### Frequently Asked Questions (FAQs)

In this section, we will go through some most asked questions regarding the FV function in Excel. We will answer these questions to complete the article.

**Q: Can I calculate the total interest paid on loan by using the FV function?**

**Ans.** Yes, you can. After the calculation with the FV function, subtract the original loan amount from the result or your loan’s future value. The amount you will get afterward is the total interest you are paying on your loan.

**Q:** **Can I use changing interest rates with the FV function to calculate the future value of an investment?**

**Ans.** No. You must use a constant interest rate to calculate the future value of an investment with the FV function. Otherwise, the calculation will return incorrect results.

**Q:** **Is it possible to use the FV function to calculate an investment’s future value with compound interest?**

**Ans.** Yes, it is possible. But the interest rate must be constant and cannot vary over a period of time.

**Q:** **Can I use the FV function to calculate the present value of an investment?**

**Ans.** No. For calculating the present value of an investment, you must use the PV function.

**Q:** **How can I convert an annual interest rate to a monthly interest rate for the FV function?**

**Ans.** You need to divide the annual interest rate by 12 to convert it to a monthly interest rate.

**Q:** **Can I use the FV function to calculate the future value of an investment with variable payments?**

**Ans.** No. The payment must be constant for the FV function to work. Variable payments will result in inaccurate calculations.

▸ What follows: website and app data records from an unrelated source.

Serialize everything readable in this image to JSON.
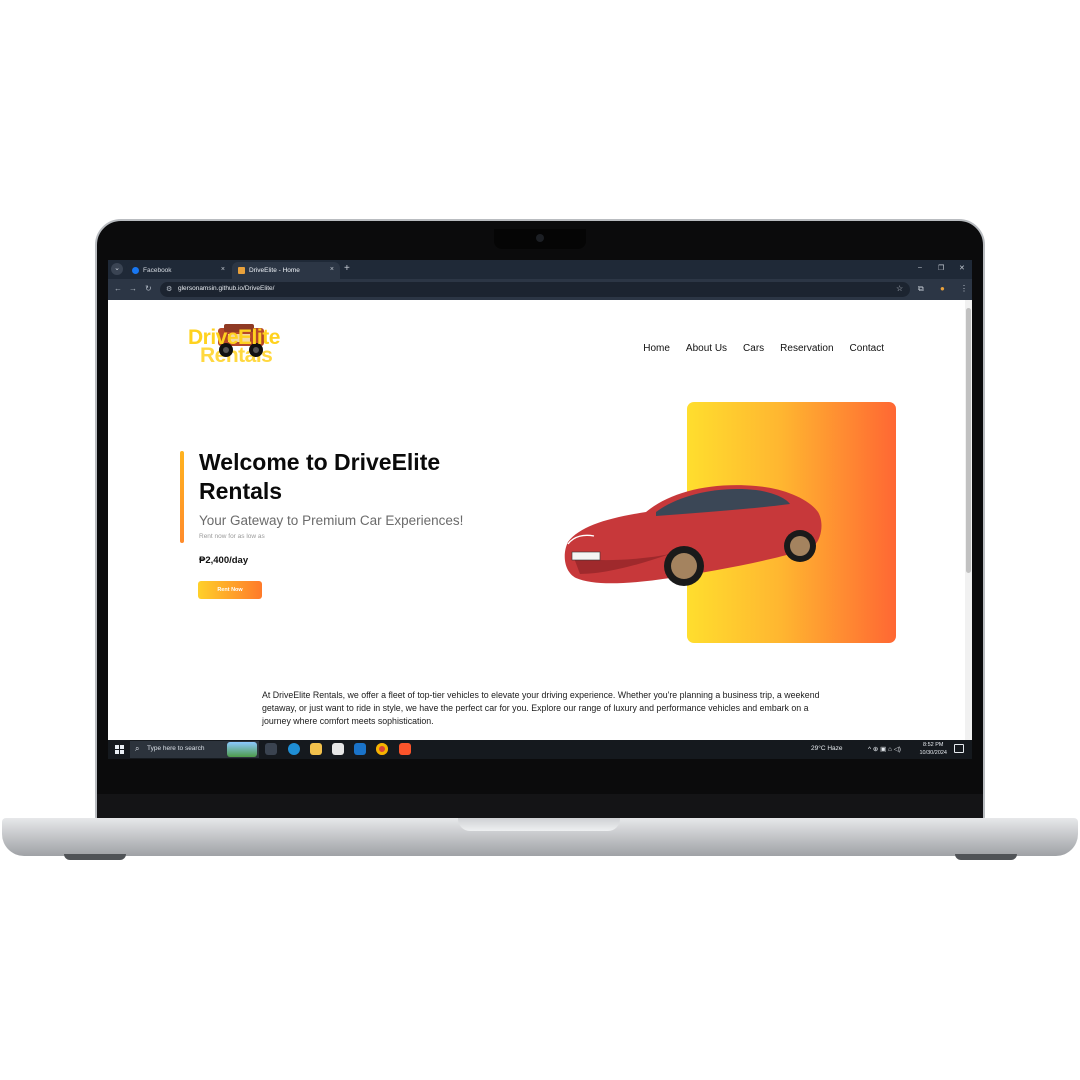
{
  "browser": {
    "tabs": [
      {
        "title": "Facebook",
        "close": "×"
      },
      {
        "title": "DriveElite - Home",
        "close": "×"
      }
    ],
    "new_tab": "+",
    "window_controls": {
      "minimize": "–",
      "restore": "❐",
      "close": "✕"
    },
    "url": "glersonamsin.github.io/DriveElite/",
    "nav": {
      "back": "←",
      "forward": "→",
      "reload": "↻"
    }
  },
  "site": {
    "logo": {
      "line1": "DriveElite",
      "line2": "Rentals"
    },
    "menu": [
      "Home",
      "About Us",
      "Cars",
      "Reservation",
      "Contact"
    ],
    "hero": {
      "title": "Welcome to DriveElite Rentals",
      "subtitle": "Your Gateway to Premium Car Experiences!",
      "small": "Rent now for as low as",
      "price": "₱2,400/day",
      "cta": "Rent Now"
    },
    "about": "At DriveElite Rentals, we offer a fleet of top-tier vehicles to elevate your driving experience. Whether you're planning a business trip, a weekend getaway, or just want to ride in style, we have the perfect car for you. Explore our range of luxury and performance vehicles and embark on a journey where comfort meets sophistication."
  },
  "taskbar": {
    "search_placeholder": "Type here to search",
    "weather": "29°C  Haze",
    "time": "8:52 PM",
    "date": "10/30/2024"
  },
  "colors": {
    "accent_start": "#ffde2e",
    "accent_end": "#ff6733",
    "logo_yellow": "#ffd21f",
    "car_red": "#c7383a"
  },
  "icons": [
    "facebook-icon",
    "driveelite-favicon",
    "search-icon",
    "windows-icon",
    "star-icon",
    "extensions-icon",
    "more-icon"
  ]
}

### Concluding Thoughts

The FV Function in Excel is a financial function that everyone can work with. From deciding where to invest based on the possible outcome to calculating the future value of your savings, the FV function covers the whole ground effortlessly.

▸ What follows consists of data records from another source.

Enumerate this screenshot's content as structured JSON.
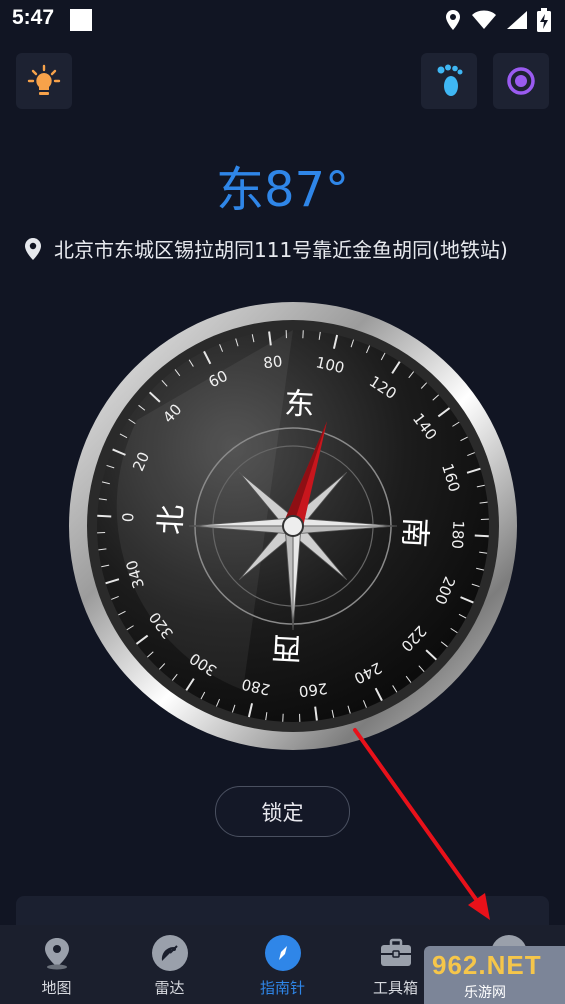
{
  "status": {
    "time": "5:47"
  },
  "heading": {
    "direction": "东87°"
  },
  "location": {
    "address": "北京市东城区锡拉胡同111号靠近金鱼胡同(地铁站)"
  },
  "compass": {
    "heading_deg": 87,
    "tick_labels": [
      "0",
      "20",
      "40",
      "60",
      "80",
      "100",
      "120",
      "140",
      "160",
      "180",
      "200",
      "220",
      "240",
      "260",
      "280",
      "300",
      "320",
      "340"
    ],
    "cardinals": {
      "north": "北",
      "east": "东",
      "south": "南",
      "west": "西"
    }
  },
  "lock": {
    "label": "锁定"
  },
  "nav": {
    "items": [
      {
        "label": "地图",
        "icon": "map-pin-icon"
      },
      {
        "label": "雷达",
        "icon": "radar-icon"
      },
      {
        "label": "指南针",
        "icon": "compass-icon"
      },
      {
        "label": "工具箱",
        "icon": "toolbox-icon"
      },
      {
        "label": "",
        "icon": "minus-icon"
      }
    ],
    "active_index": 2
  },
  "watermark": {
    "brand": "962.NET",
    "sub": "乐游网"
  },
  "colors": {
    "accent": "#2f86e8",
    "background": "#111523",
    "needle": "#b5141a",
    "annotation_arrow": "#e8111a"
  }
}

We talked about the FV function in this article point by point. We did a syntax breakdown and explained how the function works. Then we discussed two calculation types and a practical example of the FV function. In the latter part of the article, we explained the function’s four most popular use cases. We ended it with a section on some frequently asked questions with their answers.

The FV function is easy and useful. However, we strongly suggest you be mindful when inputting the values. The function calculates on an annual basis. Therefore, if your calculation involves something different, be careful and check the values twice beforehand. Last but not least, be sure to practice working with this function a few times for ultimate mastery.